■ **Data for this task**
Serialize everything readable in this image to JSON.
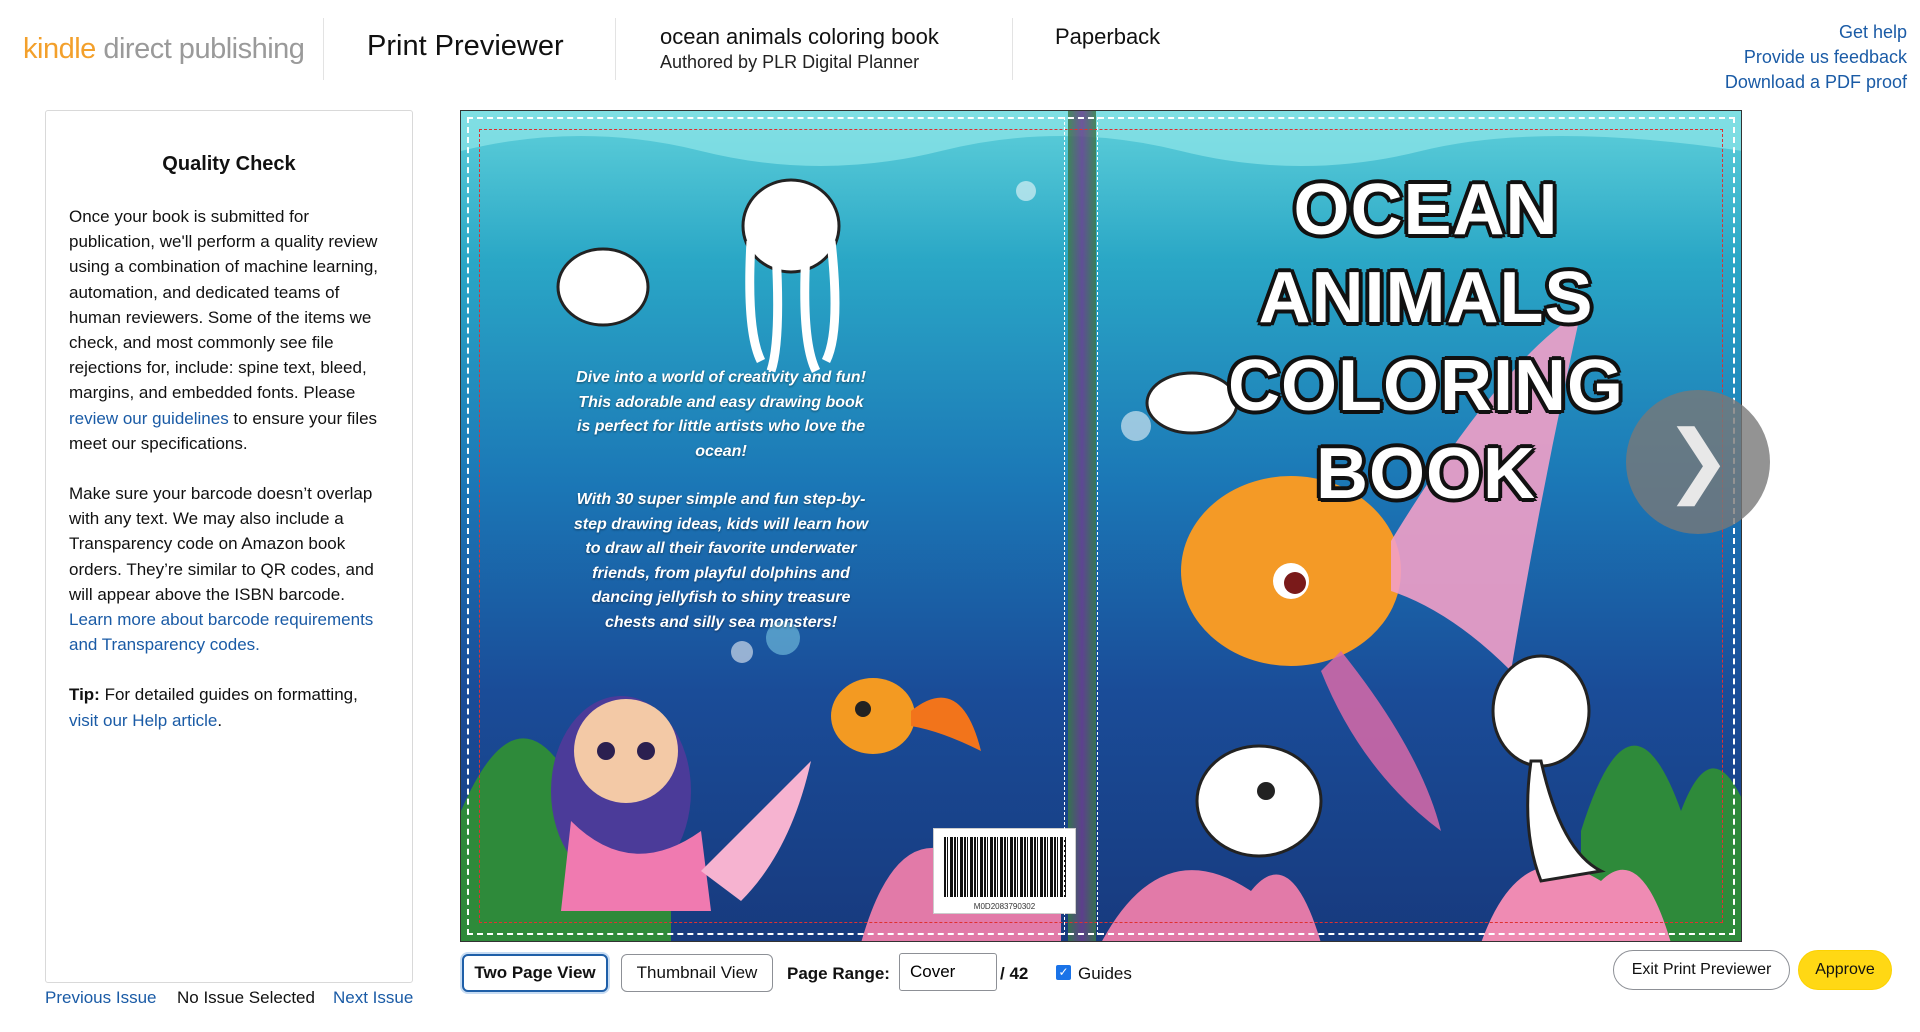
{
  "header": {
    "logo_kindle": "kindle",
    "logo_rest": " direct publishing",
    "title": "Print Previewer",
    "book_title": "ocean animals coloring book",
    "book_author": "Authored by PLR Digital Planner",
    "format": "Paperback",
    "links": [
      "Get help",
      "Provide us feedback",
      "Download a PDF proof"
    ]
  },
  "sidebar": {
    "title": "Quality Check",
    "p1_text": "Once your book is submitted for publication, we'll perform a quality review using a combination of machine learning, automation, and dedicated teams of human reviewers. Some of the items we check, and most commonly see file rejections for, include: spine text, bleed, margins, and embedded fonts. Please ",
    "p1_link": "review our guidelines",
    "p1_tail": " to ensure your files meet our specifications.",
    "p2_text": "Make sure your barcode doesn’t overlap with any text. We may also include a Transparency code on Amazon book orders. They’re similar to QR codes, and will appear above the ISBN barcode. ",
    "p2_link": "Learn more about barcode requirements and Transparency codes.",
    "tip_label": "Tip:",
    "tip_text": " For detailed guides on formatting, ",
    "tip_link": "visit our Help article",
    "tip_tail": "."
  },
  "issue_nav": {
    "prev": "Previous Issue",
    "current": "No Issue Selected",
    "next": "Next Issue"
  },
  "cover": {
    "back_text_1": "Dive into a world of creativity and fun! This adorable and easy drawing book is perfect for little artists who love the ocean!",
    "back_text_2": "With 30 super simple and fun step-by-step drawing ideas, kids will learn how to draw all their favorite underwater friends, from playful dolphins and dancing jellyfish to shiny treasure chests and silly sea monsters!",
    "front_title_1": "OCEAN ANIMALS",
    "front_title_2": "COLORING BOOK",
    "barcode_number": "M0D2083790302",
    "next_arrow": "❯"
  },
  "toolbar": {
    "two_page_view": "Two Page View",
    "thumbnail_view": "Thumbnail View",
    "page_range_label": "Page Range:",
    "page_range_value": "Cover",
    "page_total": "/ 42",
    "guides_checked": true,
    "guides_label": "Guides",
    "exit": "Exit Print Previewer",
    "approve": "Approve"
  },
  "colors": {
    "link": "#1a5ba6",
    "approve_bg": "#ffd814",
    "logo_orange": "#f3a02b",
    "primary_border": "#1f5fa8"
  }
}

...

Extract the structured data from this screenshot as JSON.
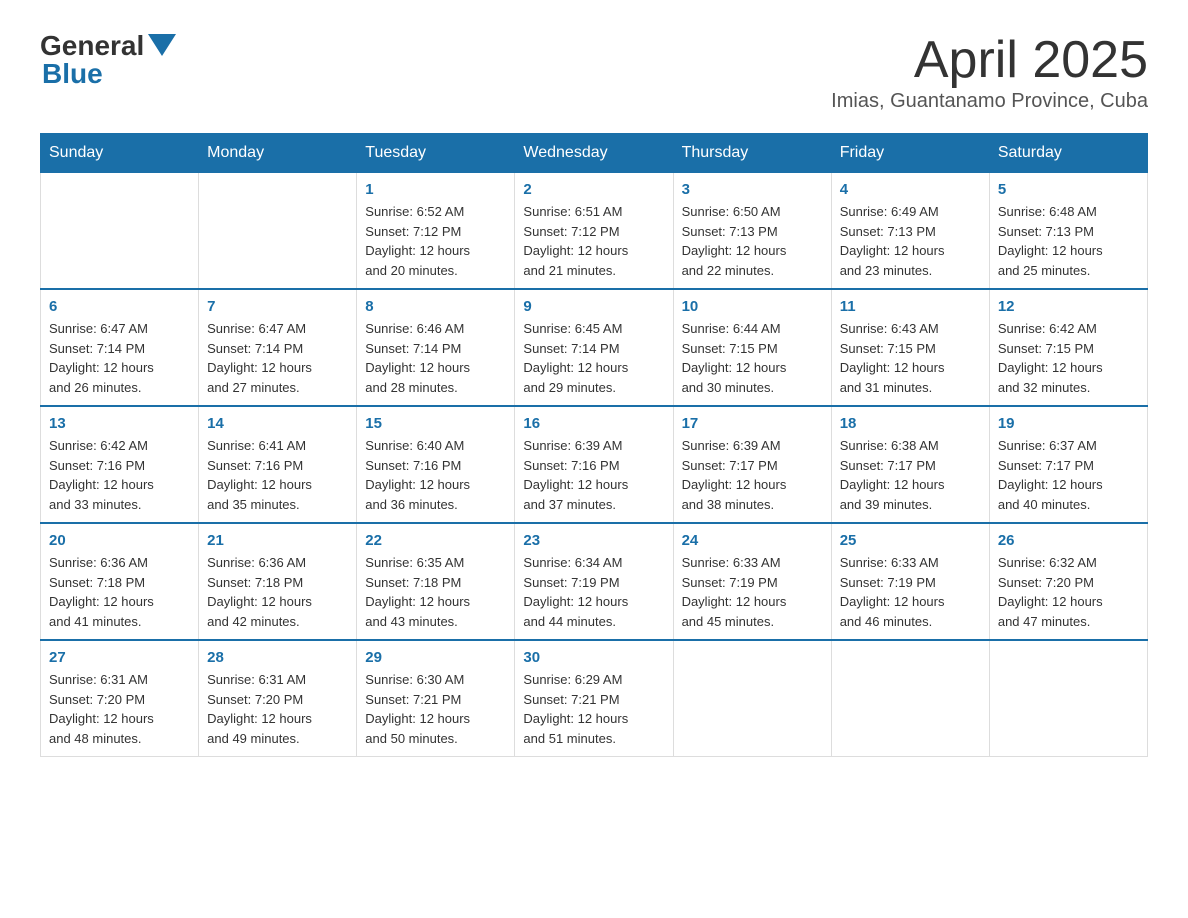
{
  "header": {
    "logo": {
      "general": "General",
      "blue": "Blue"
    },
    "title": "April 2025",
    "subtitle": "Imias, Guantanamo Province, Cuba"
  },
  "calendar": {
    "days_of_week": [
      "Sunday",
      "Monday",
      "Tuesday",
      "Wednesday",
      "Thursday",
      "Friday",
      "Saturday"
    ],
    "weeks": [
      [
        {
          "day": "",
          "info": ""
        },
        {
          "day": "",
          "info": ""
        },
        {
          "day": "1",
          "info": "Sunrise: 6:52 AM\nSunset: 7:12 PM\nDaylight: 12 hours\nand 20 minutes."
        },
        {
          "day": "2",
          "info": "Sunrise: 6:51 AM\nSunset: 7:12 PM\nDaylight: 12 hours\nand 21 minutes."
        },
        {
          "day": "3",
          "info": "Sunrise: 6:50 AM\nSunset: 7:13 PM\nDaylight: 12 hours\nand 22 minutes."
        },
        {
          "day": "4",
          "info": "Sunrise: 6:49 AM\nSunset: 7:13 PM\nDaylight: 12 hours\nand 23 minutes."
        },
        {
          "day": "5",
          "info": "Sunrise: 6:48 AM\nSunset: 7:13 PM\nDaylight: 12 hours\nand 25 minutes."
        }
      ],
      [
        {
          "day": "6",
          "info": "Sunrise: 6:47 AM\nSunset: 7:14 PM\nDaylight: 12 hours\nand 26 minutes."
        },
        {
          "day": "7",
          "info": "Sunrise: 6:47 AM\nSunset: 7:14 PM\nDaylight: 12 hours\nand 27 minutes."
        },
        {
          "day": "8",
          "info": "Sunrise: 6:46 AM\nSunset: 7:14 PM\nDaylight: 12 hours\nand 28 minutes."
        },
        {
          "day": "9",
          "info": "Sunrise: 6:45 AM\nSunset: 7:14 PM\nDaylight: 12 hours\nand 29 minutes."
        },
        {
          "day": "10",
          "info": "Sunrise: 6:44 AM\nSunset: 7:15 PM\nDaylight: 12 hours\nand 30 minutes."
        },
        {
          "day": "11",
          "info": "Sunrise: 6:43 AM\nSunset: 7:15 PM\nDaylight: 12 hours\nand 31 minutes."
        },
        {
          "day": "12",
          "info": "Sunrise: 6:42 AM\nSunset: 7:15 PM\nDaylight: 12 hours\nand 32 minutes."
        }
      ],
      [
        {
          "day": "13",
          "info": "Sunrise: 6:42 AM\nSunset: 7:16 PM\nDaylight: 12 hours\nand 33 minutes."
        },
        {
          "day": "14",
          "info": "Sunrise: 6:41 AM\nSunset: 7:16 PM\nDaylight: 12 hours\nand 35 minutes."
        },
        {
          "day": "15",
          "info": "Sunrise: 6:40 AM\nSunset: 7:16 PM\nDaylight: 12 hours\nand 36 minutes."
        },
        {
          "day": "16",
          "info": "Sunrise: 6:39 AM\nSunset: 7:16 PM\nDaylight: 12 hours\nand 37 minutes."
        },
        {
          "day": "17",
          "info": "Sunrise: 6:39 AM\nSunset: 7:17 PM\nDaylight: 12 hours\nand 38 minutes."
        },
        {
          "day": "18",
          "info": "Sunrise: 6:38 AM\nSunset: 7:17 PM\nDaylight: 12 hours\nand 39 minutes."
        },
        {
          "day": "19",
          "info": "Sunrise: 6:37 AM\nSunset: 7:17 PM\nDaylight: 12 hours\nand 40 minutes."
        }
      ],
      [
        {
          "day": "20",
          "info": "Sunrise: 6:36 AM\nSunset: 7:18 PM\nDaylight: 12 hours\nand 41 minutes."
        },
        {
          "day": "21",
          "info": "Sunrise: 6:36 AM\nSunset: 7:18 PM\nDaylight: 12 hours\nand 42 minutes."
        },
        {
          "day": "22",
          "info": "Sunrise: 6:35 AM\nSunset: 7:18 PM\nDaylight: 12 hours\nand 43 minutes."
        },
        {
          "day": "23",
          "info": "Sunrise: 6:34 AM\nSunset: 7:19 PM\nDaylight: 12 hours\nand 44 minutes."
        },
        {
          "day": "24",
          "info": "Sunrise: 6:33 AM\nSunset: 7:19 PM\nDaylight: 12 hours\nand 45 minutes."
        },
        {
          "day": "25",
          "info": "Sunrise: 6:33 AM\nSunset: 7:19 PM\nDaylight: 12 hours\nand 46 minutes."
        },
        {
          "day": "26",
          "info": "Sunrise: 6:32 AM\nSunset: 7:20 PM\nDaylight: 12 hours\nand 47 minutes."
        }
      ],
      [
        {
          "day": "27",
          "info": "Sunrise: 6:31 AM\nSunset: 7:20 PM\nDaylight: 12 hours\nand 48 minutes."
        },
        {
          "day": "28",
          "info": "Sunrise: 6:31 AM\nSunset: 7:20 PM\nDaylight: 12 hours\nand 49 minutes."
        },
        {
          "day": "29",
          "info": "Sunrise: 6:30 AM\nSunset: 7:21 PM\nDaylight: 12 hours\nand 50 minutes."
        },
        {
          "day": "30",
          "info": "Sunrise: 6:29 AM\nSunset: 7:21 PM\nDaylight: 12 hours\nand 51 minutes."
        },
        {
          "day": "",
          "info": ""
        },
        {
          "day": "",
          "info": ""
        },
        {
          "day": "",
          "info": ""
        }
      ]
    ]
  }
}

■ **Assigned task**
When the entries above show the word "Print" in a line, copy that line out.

■ **Output of the task**
    "title": "Print Previewer",
    "exit": "Exit Print Previewer",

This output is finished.